* [WHAT THE EXERCISE ASKS]
Check every line of the material below for the string "Blooms", and return the ones that have it.

* [AVAILABLE DATA]
◇ ◇ ◇

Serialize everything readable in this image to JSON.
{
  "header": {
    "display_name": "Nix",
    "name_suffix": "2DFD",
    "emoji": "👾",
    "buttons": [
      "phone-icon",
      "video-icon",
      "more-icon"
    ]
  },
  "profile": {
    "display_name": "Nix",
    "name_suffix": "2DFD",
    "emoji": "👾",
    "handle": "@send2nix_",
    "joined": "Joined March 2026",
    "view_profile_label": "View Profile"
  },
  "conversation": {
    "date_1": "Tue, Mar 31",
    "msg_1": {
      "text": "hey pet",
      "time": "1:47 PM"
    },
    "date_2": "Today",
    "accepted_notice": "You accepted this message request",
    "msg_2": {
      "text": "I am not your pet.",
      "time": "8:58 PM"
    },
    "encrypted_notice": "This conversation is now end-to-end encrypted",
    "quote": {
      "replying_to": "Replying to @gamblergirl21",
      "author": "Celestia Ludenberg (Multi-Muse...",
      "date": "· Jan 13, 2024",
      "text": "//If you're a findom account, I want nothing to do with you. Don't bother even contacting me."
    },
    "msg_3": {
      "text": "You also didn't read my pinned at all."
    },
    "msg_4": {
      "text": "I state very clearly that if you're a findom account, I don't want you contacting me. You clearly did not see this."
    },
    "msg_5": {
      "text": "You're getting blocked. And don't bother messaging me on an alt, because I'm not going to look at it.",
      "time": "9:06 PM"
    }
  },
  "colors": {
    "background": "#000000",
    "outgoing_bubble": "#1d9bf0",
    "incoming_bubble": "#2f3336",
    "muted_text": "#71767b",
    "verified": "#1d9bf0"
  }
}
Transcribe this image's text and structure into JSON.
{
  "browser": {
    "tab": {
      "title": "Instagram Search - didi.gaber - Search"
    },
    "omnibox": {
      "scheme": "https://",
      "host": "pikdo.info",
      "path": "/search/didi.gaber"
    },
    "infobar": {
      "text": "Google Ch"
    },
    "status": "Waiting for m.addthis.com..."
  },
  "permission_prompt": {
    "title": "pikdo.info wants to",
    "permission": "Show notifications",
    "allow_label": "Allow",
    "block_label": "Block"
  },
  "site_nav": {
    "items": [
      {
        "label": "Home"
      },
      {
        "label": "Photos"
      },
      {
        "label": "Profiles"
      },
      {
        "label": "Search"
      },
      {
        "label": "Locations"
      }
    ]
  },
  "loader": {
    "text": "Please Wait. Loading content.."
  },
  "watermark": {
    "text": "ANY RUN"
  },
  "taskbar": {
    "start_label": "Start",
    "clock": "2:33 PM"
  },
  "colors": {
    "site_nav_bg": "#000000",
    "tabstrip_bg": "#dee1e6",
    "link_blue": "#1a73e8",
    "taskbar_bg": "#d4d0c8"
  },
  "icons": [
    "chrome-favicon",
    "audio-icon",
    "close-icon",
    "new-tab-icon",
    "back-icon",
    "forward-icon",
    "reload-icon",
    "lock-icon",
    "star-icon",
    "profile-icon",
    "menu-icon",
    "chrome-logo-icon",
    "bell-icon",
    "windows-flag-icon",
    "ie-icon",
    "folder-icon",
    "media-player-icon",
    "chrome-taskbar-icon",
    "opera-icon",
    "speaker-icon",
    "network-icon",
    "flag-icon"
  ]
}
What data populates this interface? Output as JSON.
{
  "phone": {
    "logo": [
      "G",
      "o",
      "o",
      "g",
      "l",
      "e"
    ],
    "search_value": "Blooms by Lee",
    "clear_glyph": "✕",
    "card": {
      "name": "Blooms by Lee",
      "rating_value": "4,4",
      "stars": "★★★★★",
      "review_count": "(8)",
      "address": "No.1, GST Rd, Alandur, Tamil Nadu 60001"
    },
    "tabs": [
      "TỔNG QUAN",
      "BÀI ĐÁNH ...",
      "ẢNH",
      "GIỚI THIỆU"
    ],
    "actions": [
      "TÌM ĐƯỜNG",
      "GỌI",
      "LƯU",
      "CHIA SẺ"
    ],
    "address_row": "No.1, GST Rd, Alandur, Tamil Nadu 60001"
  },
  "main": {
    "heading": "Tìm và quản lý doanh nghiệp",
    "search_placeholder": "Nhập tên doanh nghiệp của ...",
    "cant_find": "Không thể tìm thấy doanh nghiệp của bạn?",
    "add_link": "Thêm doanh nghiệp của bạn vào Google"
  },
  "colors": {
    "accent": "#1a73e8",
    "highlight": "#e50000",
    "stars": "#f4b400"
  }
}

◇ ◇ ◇

* [WRITTEN SOLUTION]
    "search_value": "Blooms by Lee",
      "name": "Blooms by Lee",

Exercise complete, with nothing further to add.